RIYADH (AFP) - From a young security guard to a retired general, a cross section of Saudis expect Riyadh to keep a steady course under new King Salman, although some would have welcomed a change in direction.
"There are a lot of challenges," particularly after global oil prices plunged by more than half since mid-2013, said Abdullah al-Sadoun, a member of the appointed Shura Council which advises the monarch.
But with Salman taking over from King Abdullah who died on Friday, the oil-rich kingdom will still "move forward" with its modernisation programme, said the retired air-force general.
"There will not be any big significant change, just adding things to what King Abdullah did," including expansion of educational facilities and special economic zones.
But the pace would slow because of the plunge in world oil prices that has left Saudi Arabia projecting its first budget deficit since 2011.
Oil prices have been dragged down by an oversupply of crude in the face of weak global demand, a trend accentuated when Opec in November declined to cut production.
Saudi Arabia says it cannot reduce its oil output while non-members of the Organisation of the Petroleum Exporting Countries do not.
"As long as the others are not cutting," the kingdom can be expected to maintain this policy, Sadoun said.
Beshr Bakheet, a Saudi investment fund manager, said "there's a consensus" among the country's economists and leaders that this oil price policy is a wise one.
"There is a confidence in the royal family," he said.
History shows that a change in royal leadership does not have significant effect on the Tadawul All-Shares Index, the largest bourse in the Arab world, although there will be some "sadness impact" because Abdullah was well-liked, Bakheet said.
He described the new King Salman as "extremely business-friendly."
'EVERYTHING IS GOING TO BE FINE'
Saud Mubarak, 24, a security guard, praised Abdullah and said he expects Salman to carry on the late monarch's work.
"I will miss him. God took him away," Mubarak said from the Muslim holy city of Mecca.
"He did everything for us. He gave us what we need. He helped us with money," Saud said, in an apparent reference to the state's generous benefits such as foreign education scholarships.
With Abdullah's half-brother Salman replacing him, such policies should continue, Mubarak said.
"There's no change. All of them are brothers.

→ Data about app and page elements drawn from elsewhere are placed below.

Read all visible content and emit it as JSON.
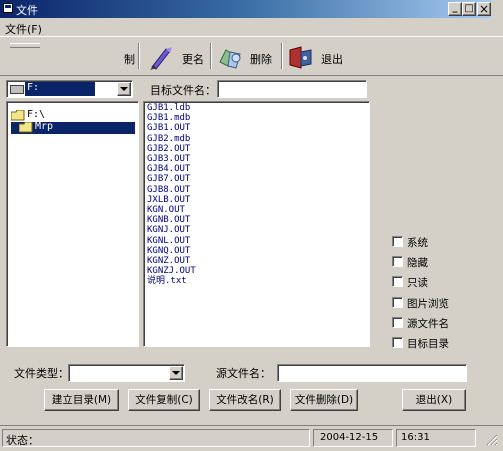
{
  "window": {
    "title": "文件",
    "menu_item": "文件(F)",
    "min_label": "_",
    "max_label": "□",
    "close_label": "×"
  },
  "toolbar": {
    "copy_label_partial": "制",
    "rename_label": "更名",
    "delete_label": "删除",
    "exit_label": "退出"
  },
  "drive_combo": {
    "value": "F:"
  },
  "target_name": {
    "label": "目标文件名：",
    "value": ""
  },
  "folders": [
    {
      "label": "F:\\",
      "selected": false
    },
    {
      "label": "Mrp",
      "selected": true
    }
  ],
  "files": [
    "GJB1.ldb",
    "GJB1.mdb",
    "GJB1.OUT",
    "GJB2.mdb",
    "GJB2.OUT",
    "GJB3.OUT",
    "GJB4.OUT",
    "GJB7.OUT",
    "GJB8.OUT",
    "JXLB.OUT",
    "KGN.OUT",
    "KGNB.OUT",
    "KGNJ.OUT",
    "KGNL.OUT",
    "KGNQ.OUT",
    "KGNZ.OUT",
    "KGNZJ.OUT",
    "说明.txt"
  ],
  "attributes": [
    {
      "label": "系统",
      "checked": false
    },
    {
      "label": "隐藏",
      "checked": false
    },
    {
      "label": "只读",
      "checked": false
    },
    {
      "label": "图片浏览",
      "checked": false
    },
    {
      "label": "源文件名",
      "checked": false
    },
    {
      "label": "目标目录",
      "checked": false
    }
  ],
  "file_type": {
    "label": "文件类型：",
    "value": ""
  },
  "source_name": {
    "label": "源文件名：",
    "value": ""
  },
  "buttons": {
    "mkdir": "建立目录(M)",
    "copy": "文件复制(C)",
    "rename": "文件改名(R)",
    "delete": "文件删除(D)",
    "exit": "退出(X)"
  },
  "status": {
    "label": "状态：",
    "date": "2004-12-15",
    "time": "16:31"
  },
  "colors": {
    "title_start": "#0a246a",
    "title_end": "#a6caf0",
    "selection": "#0a246a",
    "link_text": "#000080"
  }
}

They understand each other," said the energetic young man who taught himself English.
"Everything is going to be fine."
Others are not so sure.
An activist fighting for women's right to drive does not expect any major reforms under the new monarch.
Saudi Arabia is the world's only country where women are not allowed to get behind the wheel.
Two female rights campaigners, Loujain Hathloul and Maysaa Alamoudi, have been detained since early December after Hathloul tried to drive into the kingdom in defiance of the ban.
Activists said their cases have been transferred to a special tribunal for "terrorism".
"I don't think there'll be any major changes as long as Salman is there," said the activist who declined to be named.
A member of the country's minority Shi'ite community expressed concern about possible royal infighting over who would follow 79-year-old Salman as king.
"We hope that there will be no conflict," he said.
Most of the kingdom's Shi'ites live in the east of the predominantly Sunni country, and they have complained of marginalisation.
The Shi'ite resident said improvements in health and education which many say occurred under Abdullah were no more than a myth.
"In fact, there is no development," he said, asking for anonymity.